Sen. Charles Schumer urged regulators to "use extreme caution" when reviewing the proposed acquisition of No. 3 cell carrier Sprint Nextel by Japan's Softbank, saying the Japanese company's use of Chinese networking equipment could open up U.S. networks to snooping and hacking.
Sen. Charles Schumer urged regulators to “use extreme caution” when reviewing the proposed acquisition of No. 3 cell carrier Sprint Nextel by Japan’s Softbank, saying the Japanese company’s use of Chinese networking equipment could open up U.S. networks to snooping and hacking.
The New York Democrat sent letters Friday to the Treasury Department and Federal Communications Commission, both of which are reviewing Softbank Corp.’s offer to buy 70 percent of Sprint Nextel Corp. for $20.1 billion.
“I have real concerns that this deal, if approved, could make American industry and government agencies far more susceptible to cyber attacks from China and the People’s Liberation Army,” Schumer said in a statement.
Satellite TV broadcaster Dish Network Corp. has a competing, $25.5 billion offer for all of Sprint, and has raised the security issue as one reason Sprint shareholders should prefer its bid.
Most Read Business Stories
- 1 house, 45 offers: Homebuyers in Western Washington hard-pressed as supply remains scarce
- 55,000 in Washington state may have to pay back thousands in jobless benefits
- Boeing made an entire fake neighborhood to hide its bombers from potential WWII airstrikes
- Boeing CEO gave up millions in pay; here's what he and other top execs earned
- Seattle artists worry potential sale of historic INS building could spell the end for their studios
Softbank has offered to remove the Chinese-made equipment that’s already in Sprint’s network to assuage security concerns.
“SoftBank’s proposal, therefore, enhances U.S. national security. Dish has made no such commitment to remove this network equipment,” said Megan Bouchier, a spokeswoman for Softbank.
The Pentagon said this month that China appeared to be engaged in cyberspying against the U.S. government, the first time it has made such an assertion in its annual report on Chinese military power. Chinese authorities dismiss the allegations. There have been no reports of Chinese-made networking equipment helping the hackers.
China’s Huawei Technologies has in recent years become one of the world’s largest makers of telecommunications equipment. Its products are widely deployed except in the U.S., where security concerns have kept it out of the running for most contracts.
Huawei wasn’t mentioned by Schumer or Softbank by name. Bill Plummer, a Washington-based spokesman for Huawei, said Schumer’s concerns are misdirected. He noted that most non-Chinese companies buy Chinese components, have their equipment built in China and employ Chinese engineers. Huawei is singled out for scrutiny, he suggested, because it’s Chinese-led.
“No matter who wins the bid for Sprint, the future network will be sourced, in part, from China, just as are the networks of AT&T and Verizon and every other carrier,” Plummer said. “Suggestions that networks and data will somehow be made safer by blackballing vendors based on geography of headquarters are either misinformed or dissembling.”
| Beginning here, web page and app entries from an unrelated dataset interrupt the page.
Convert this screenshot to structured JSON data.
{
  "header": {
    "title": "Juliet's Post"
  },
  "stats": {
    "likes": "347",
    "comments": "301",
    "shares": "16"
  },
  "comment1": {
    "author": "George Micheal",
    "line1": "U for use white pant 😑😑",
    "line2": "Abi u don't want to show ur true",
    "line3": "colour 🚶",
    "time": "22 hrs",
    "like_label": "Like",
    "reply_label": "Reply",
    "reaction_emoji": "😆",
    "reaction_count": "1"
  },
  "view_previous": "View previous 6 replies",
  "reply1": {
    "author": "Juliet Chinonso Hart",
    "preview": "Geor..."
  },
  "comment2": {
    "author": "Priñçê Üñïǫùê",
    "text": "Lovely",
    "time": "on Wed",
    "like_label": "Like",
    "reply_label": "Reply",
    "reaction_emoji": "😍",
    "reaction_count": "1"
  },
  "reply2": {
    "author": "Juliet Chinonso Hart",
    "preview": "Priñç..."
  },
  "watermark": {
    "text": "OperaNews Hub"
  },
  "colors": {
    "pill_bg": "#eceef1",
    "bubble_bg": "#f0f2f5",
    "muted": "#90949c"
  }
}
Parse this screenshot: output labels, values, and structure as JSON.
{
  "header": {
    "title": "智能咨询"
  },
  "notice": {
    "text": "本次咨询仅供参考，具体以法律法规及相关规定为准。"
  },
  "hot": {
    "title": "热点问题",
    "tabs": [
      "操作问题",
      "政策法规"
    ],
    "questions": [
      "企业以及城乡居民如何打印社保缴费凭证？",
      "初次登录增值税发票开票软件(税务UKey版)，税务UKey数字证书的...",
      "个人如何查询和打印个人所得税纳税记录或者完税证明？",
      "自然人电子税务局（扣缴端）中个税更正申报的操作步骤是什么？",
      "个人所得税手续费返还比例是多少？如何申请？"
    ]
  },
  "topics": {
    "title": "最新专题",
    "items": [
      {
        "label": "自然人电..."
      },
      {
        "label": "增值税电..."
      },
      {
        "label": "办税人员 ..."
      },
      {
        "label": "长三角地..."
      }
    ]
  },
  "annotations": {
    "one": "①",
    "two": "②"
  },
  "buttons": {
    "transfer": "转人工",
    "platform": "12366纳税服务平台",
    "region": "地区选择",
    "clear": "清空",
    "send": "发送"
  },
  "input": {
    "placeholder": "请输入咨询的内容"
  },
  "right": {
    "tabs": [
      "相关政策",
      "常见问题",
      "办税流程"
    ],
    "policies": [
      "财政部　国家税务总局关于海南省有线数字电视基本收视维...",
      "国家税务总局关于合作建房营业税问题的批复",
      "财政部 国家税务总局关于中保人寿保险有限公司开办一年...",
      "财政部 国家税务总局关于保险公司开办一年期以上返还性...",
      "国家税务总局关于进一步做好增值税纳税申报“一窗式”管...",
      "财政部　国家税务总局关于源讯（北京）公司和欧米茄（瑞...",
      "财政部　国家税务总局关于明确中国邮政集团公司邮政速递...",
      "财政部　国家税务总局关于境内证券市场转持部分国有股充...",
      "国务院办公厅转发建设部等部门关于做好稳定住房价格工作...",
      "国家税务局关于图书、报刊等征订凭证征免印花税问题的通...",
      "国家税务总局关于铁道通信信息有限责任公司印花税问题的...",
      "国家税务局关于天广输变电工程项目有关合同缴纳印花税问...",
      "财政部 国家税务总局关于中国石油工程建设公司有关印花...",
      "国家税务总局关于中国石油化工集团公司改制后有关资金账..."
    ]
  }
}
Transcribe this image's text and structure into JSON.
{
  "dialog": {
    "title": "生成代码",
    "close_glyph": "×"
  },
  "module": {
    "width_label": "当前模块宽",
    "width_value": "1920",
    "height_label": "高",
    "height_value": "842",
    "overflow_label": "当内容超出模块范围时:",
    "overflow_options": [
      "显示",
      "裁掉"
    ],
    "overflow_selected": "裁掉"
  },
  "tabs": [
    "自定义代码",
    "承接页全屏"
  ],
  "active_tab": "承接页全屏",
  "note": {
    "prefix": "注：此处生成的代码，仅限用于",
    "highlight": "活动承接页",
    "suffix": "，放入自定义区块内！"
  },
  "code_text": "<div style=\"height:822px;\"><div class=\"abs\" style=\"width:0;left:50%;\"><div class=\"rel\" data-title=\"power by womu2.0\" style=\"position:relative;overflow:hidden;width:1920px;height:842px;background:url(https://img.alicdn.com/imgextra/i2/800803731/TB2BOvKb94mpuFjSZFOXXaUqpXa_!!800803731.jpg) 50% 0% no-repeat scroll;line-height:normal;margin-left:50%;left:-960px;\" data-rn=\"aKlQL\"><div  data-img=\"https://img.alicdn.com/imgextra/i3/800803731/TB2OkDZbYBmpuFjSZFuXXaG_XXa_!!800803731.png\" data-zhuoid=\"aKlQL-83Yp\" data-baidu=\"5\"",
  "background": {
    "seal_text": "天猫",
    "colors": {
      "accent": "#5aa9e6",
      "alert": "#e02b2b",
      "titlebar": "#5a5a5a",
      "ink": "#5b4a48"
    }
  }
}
Jessica Straus, senior manager of government relations at Dish, previously served as finance director for Friends of Schumer, the senator’s campaign organization. Dish spokesman Bob Toevs dismissed that connection as a “sideshow that fails to address the serious national security concerns raised by SoftBank-Sprint.”
Softbank hopes to close the Sprint deal on July 1, but needs approval from the FCC and the Treasury Department’s Committee on Foreign Investment in the United States.